#### Data for review ####

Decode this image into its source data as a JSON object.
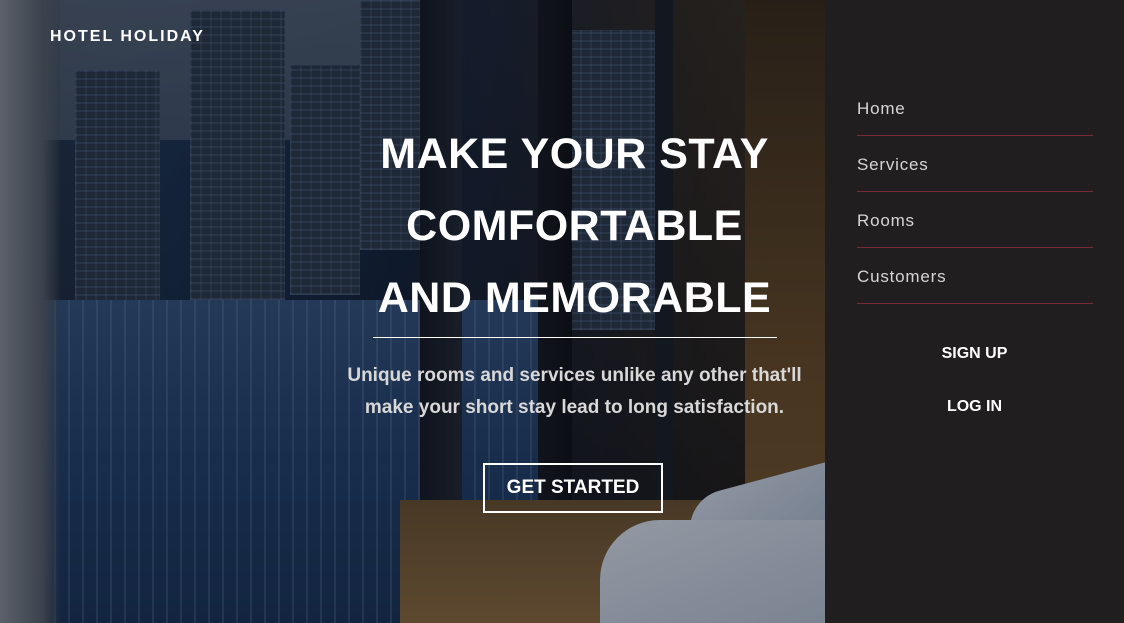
{
  "brand": "HOTEL HOLIDAY",
  "hero": {
    "headline_lines": [
      "MAKE YOUR STAY",
      "COMFORTABLE",
      "AND MEMORABLE"
    ],
    "subtitle_lines": [
      "Unique rooms and services unlike any other that'll",
      "make your short stay lead to long satisfaction."
    ],
    "cta_label": "GET STARTED"
  },
  "sidebar": {
    "nav": [
      {
        "label": "Home"
      },
      {
        "label": "Services"
      },
      {
        "label": "Rooms"
      },
      {
        "label": "Customers"
      }
    ],
    "signup_label": "SIGN UP",
    "login_label": "LOG IN"
  },
  "colors": {
    "sidebar_bg": "#201e1f",
    "nav_divider": "#7a2c36",
    "text_white": "#ffffff"
  }
}
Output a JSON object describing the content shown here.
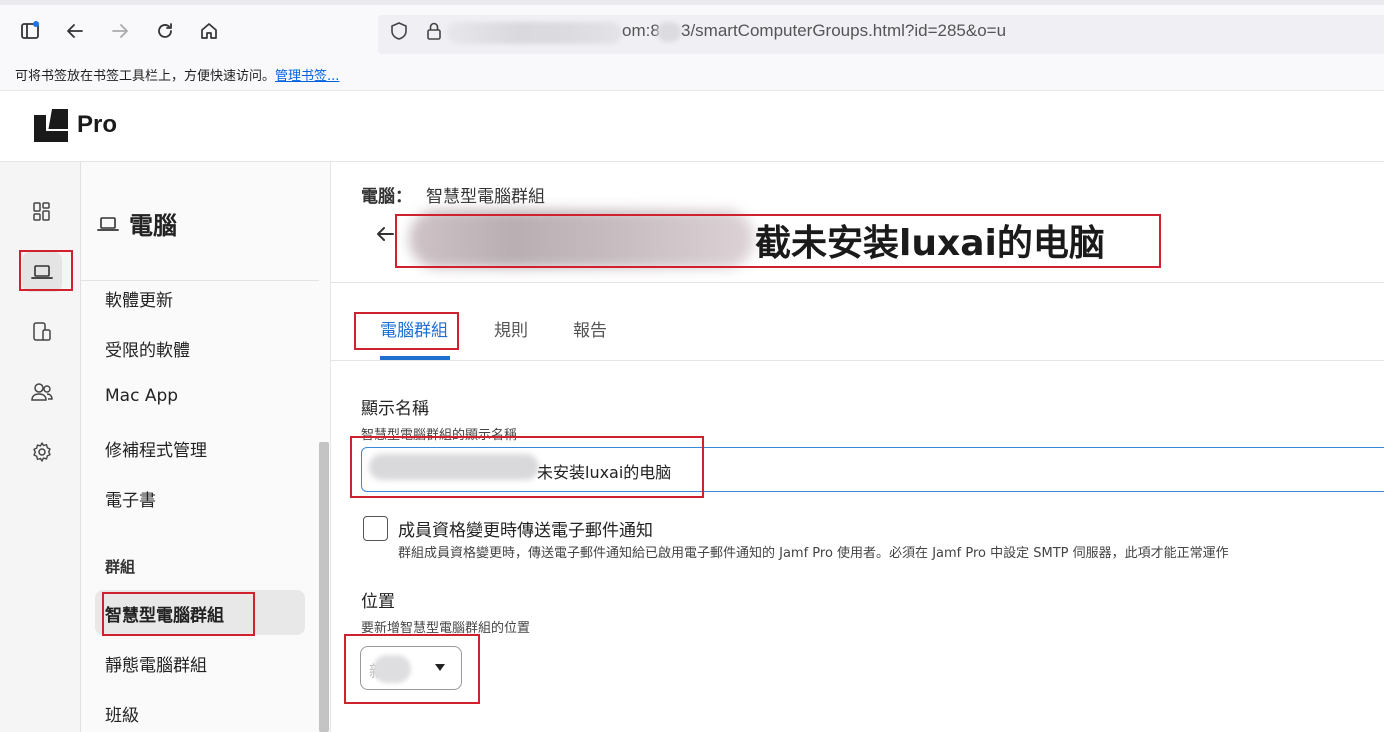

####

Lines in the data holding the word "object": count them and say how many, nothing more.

2